As LIV lawyer Robert Walters explained to the judge during the hearing: “…the idea is LIV Golf will come up with a dozen teams. Each team will then have a team suit on. That’s way into the future… and the whole business model is, it’s hard to make money on just a cash-flow basis in the sports business. Where you make the money is the appreciation in franchise value.”
A request to LIV Golf to further explain this concept went unanswered, but if LIV does introduce team sponsors and uniforms, that seemingly would have a significant impact on players’ individual endorsement deals.
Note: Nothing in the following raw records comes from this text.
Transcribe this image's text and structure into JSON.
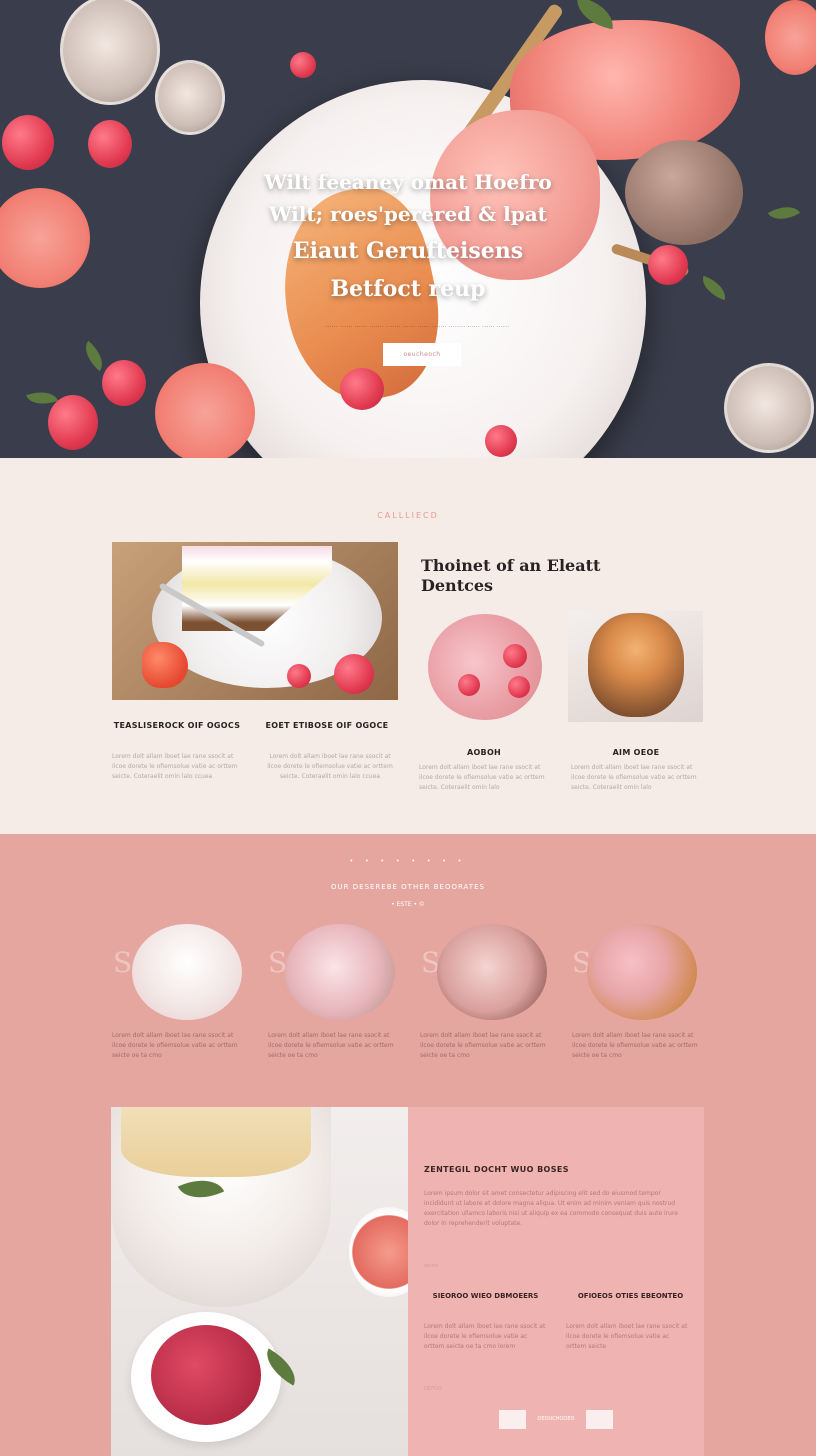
{
  "hero": {
    "line1": "Wilt feeaney omat Hoefro",
    "line2": "Wilt; roes'perered & lpat",
    "line3": "Eiaut Gerufteisens",
    "line4": "Betfoct reup",
    "subtitle": "...... ...... ...... ....... ....... ...... ...... ....... ........ ...... ...... ......",
    "button_label": "oeucheoch"
  },
  "section2": {
    "eyebrow": "CALLLIECD",
    "heading": "Thoinet of an Eleatt Dentces",
    "col1": {
      "title": "TEASLISEROCK OIF OGOCS",
      "text": "Lorem dolt allam iboet lae rane ssocit at ilcoe dorete le ofiemsolue vatie ac orttem seicte. Coteraelit omin lalo ccuea"
    },
    "col2": {
      "title": "EOET ETIBOSE OIF OGOCE",
      "text": "Lorem dolt allam iboet lae rane ssocit at ilcoe dorete le ofiemsolue vatie ac orttem seicte. Coteraelit omin lalo ccuea"
    },
    "col3": {
      "title": "AOBOH",
      "text": "Lorem dolt allam iboet lae rane ssocit at ilcoe dorete le ofiemsolue vatie ac orttem seicte. Coteraelit omin lalo"
    },
    "col4": {
      "title": "AIM OEOE",
      "text": "Lorem dolt allam iboet lae rane ssocit at ilcoe dorete le ofiemsolue vatie ac orttem seicte. Coteraelit omin lalo"
    }
  },
  "section3": {
    "dots": "• • • • • • • •",
    "title": "OUR DESEREBE OTHER BEOORATES",
    "subtitle": "• ESTE • ©",
    "items": [
      {
        "letter": "S",
        "text": "Lorem dolt allam iboet lae rane ssocit at ilcoe dorete le ofiemsolue vatie ac orttem seicte oe ta cmo"
      },
      {
        "letter": "S",
        "text": "Lorem dolt allam iboet lae rane ssocit at ilcoe dorete le ofiemsolue vatie ac orttem seicte oe ta cmo"
      },
      {
        "letter": "S",
        "text": "Lorem dolt allam iboet lae rane ssocit at ilcoe dorete le ofiemsolue vatie ac orttem seicte oe ta cmo"
      },
      {
        "letter": "S",
        "text": "Lorem dolt allam iboet lae rane ssocit at ilcoe dorete le ofiemsolue vatie ac orttem seicte oe ta cmo"
      }
    ],
    "panel": {
      "title": "ZENTEGIL DOCHT WUO BOSES",
      "text": "Lorem ipsum dolor sit amet consectetur adipiscing elit sed do eiusmod tempor incididunt ut labore et dolore magna aliqua. Ut enim ad minim veniam quis nostrud exercitation ullamco laboris nisi ut aliquip ex ea commodo consequat duis aute irure dolor in reprehenderit voluptate.",
      "small1": "oeloo",
      "col1_title": "SIEOROO WIEO DBMOEERS",
      "col1_text": "Lorem dolt allam iboet lae rane ssocit at ilcoe dorete le ofiemsolue vatie ac orttem seicte oe ta cmo lorem",
      "col2_title": "OFIOEOS OTIES EBEONTEO",
      "col2_text": "Lorem dolt allam iboet lae rane ssocit at ilcoe dorete le ofiemsolue vatie ac orttem seicte",
      "small2": "OEFOO",
      "button_mid": "OEOUCHOOEO"
    }
  }
}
Most, if not a large majority, of PGA Tour players have contracts tied directly to their Official World Golf Ranking and numbers of events played, paired with performance bonuses earned for wins and television exposure. If LIV Golf requires its players to adopt team kits, individual players’ values to sponsors could plummet.
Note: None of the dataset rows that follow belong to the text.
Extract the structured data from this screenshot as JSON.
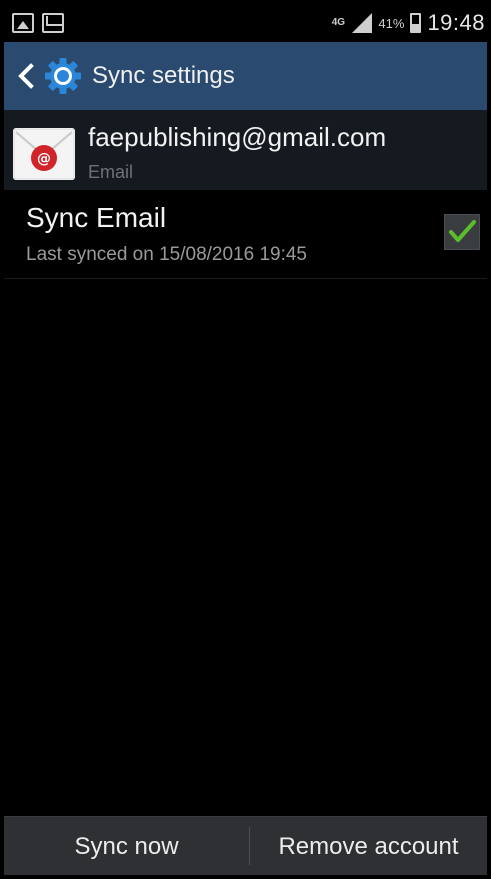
{
  "status_bar": {
    "network_type": "4G",
    "battery_percent": "41%",
    "time": "19:48",
    "left_icons": [
      "gallery-icon",
      "mail-icon"
    ]
  },
  "action_bar": {
    "title": "Sync settings",
    "back_icon": "chevron-left-icon",
    "app_icon": "gear-icon",
    "color": "#2a4a6f"
  },
  "account": {
    "email": "faepublishing@gmail.com",
    "type": "Email",
    "icon": "email-app-icon",
    "accent": "#d0242a"
  },
  "sync_items": [
    {
      "title": "Sync Email",
      "subtitle": "Last synced on 15/08/2016 19:45",
      "checked": true,
      "check_color": "#5bbd2b"
    }
  ],
  "bottom_actions": {
    "sync_now": "Sync now",
    "remove_account": "Remove account"
  }
}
Endorsement deals, of course, vary from player to player, but it has been reported that top players command up to $5 million for the ad space on front of their hats, which is the most visible part of a player’s attire during broadcasts.
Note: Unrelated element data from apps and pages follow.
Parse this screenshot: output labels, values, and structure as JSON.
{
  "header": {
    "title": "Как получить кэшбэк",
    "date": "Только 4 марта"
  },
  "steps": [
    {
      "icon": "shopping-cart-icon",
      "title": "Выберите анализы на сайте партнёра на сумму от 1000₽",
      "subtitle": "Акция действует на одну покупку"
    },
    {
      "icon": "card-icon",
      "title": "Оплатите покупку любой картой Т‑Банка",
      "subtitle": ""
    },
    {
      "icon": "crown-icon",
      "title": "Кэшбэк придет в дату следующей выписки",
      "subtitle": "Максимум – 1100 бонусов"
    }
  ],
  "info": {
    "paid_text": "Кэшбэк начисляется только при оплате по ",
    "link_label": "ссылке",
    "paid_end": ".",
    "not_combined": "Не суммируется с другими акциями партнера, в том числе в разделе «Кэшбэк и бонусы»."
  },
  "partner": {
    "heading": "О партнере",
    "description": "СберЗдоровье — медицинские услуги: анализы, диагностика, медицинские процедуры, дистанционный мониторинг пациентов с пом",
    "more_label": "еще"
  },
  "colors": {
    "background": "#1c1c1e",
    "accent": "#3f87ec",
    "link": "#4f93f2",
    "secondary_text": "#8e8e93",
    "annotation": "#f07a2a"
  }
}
This is bad news for players looking to cash in on personal sponsorship deals, especially with LIV livestreams currently drawing viewership only in the hundreds of thousands. But it also creates an opportunity for team-style sponsorships that could actually be valued at a higher rate than those for any individual player.
These arrangements could create much value if the teams are sold off to franchise owners, and it mirrors the corporate and team-sponsorship structure in Formula 1, which LIV Golf has openly referenced as a case study of how a team-golf format could prosper.
If LIV Golf proves to be a successful model for golf, it’s possible that players could be contracted to play specific equipment as a team, which could inject even more F1-style drama into LIV if, for example, one player finds that his equipment doesn’t perform as well for his specific needs as his teammates’, thereby creating a hierarchy and even internal strife.
Another intriguing sponsorship question: If the legal system does eventually grant LIV players the right to return to the PGA Tour, would LIV permit those players to wear whatever logos they pleased on the PGA Tour? Judge Freeman dug into this matter in Tuesday’s Gooch, Swafford, Jones hearing.
“Are you telling me that these three players, if I grant this injunction, will not turn up in any LIV gear?” she said to Walters, the LIV attorney.
“Absolutely not,” Walters said. “They will wear their MasterCard or whatever they have always worn.”
Many of these questions hinge on the continued growth and acceptance of LIV Golf as a viable entity, but the upstart league undoubtedly has the potential to change the way fans view players, equipment and sponsors within the golf ecosystem.